WHAT NEEDS TO BE DONE :: The listing below should be reproduced precisely, except for its images.
[RECORDS Boundary: Start]
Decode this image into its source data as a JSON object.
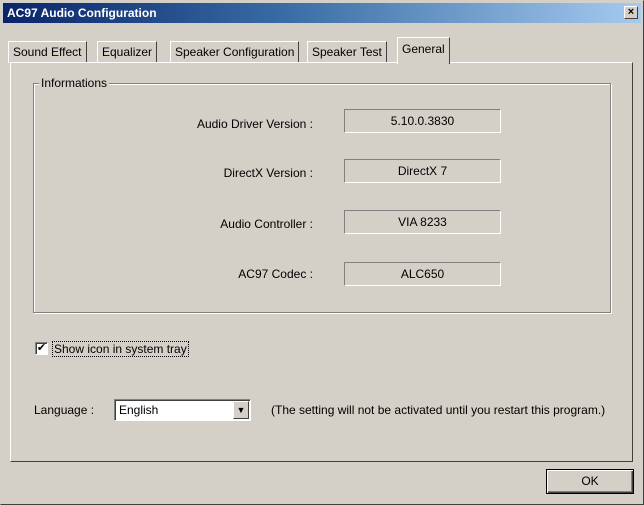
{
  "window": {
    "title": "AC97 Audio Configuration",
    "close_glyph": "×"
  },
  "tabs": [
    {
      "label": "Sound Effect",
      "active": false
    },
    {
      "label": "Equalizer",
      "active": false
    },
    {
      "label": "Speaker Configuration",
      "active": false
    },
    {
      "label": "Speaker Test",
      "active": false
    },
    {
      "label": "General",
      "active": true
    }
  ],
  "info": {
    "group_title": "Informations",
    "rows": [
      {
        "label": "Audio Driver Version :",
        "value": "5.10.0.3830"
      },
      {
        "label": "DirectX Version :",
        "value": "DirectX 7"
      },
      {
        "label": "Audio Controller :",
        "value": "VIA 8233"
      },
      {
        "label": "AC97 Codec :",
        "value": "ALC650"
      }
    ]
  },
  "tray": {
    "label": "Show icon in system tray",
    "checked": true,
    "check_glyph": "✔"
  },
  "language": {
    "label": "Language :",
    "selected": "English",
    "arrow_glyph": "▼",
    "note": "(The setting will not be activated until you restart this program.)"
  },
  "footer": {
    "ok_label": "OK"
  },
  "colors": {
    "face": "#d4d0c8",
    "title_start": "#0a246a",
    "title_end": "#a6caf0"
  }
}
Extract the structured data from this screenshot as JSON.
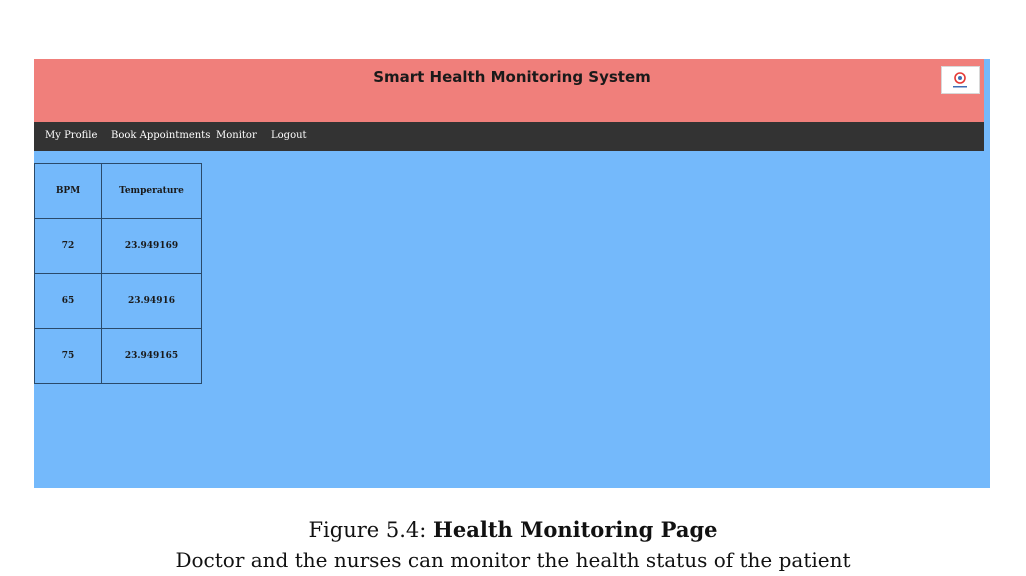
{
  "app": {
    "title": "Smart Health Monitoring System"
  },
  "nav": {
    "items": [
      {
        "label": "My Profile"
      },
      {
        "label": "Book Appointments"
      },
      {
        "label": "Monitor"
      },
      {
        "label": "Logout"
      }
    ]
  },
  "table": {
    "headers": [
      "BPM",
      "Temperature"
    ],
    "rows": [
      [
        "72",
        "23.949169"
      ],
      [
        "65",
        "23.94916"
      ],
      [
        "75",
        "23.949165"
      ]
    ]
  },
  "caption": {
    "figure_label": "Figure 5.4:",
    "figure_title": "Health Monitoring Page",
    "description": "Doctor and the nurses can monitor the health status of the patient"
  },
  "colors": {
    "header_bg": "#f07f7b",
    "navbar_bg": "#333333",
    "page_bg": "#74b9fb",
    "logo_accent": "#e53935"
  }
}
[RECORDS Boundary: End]
OUTPUT BELOW ::
Decode this image into its source data as a JSON object.
{
  "window": {
    "title": "AC97 Audio Configuration",
    "close_glyph": "×"
  },
  "tabs": [
    {
      "label": "Sound Effect",
      "active": false
    },
    {
      "label": "Equalizer",
      "active": false
    },
    {
      "label": "Speaker Configuration",
      "active": false
    },
    {
      "label": "Speaker Test",
      "active": false
    },
    {
      "label": "General",
      "active": true
    }
  ],
  "info": {
    "group_title": "Informations",
    "rows": [
      {
        "label": "Audio Driver Version :",
        "value": "5.10.0.3830"
      },
      {
        "label": "DirectX Version :",
        "value": "DirectX 7"
      },
      {
        "label": "Audio Controller :",
        "value": "VIA 8233"
      },
      {
        "label": "AC97 Codec :",
        "value": "ALC650"
      }
    ]
  },
  "tray": {
    "label": "Show icon in system tray",
    "checked": true,
    "check_glyph": "✔"
  },
  "language": {
    "label": "Language :",
    "selected": "English",
    "arrow_glyph": "▼",
    "note": "(The setting will not be activated until you restart this program.)"
  },
  "footer": {
    "ok_label": "OK"
  },
  "colors": {
    "face": "#d4d0c8",
    "title_start": "#0a246a",
    "title_end": "#a6caf0"
  }
}
Extract the structured data from this screenshot as JSON.
{
  "app": {
    "title": "Smart Health Monitoring System"
  },
  "nav": {
    "items": [
      {
        "label": "My Profile"
      },
      {
        "label": "Book Appointments"
      },
      {
        "label": "Monitor"
      },
      {
        "label": "Logout"
      }
    ]
  },
  "table": {
    "headers": [
      "BPM",
      "Temperature"
    ],
    "rows": [
      [
        "72",
        "23.949169"
      ],
      [
        "65",
        "23.94916"
      ],
      [
        "75",
        "23.949165"
      ]
    ]
  },
  "caption": {
    "figure_label": "Figure 5.4:",
    "figure_title": "Health Monitoring Page",
    "description": "Doctor and the nurses can monitor the health status of the patient"
  },
  "colors": {
    "header_bg": "#f07f7b",
    "navbar_bg": "#333333",
    "page_bg": "#74b9fb",
    "logo_accent": "#e53935"
  }
}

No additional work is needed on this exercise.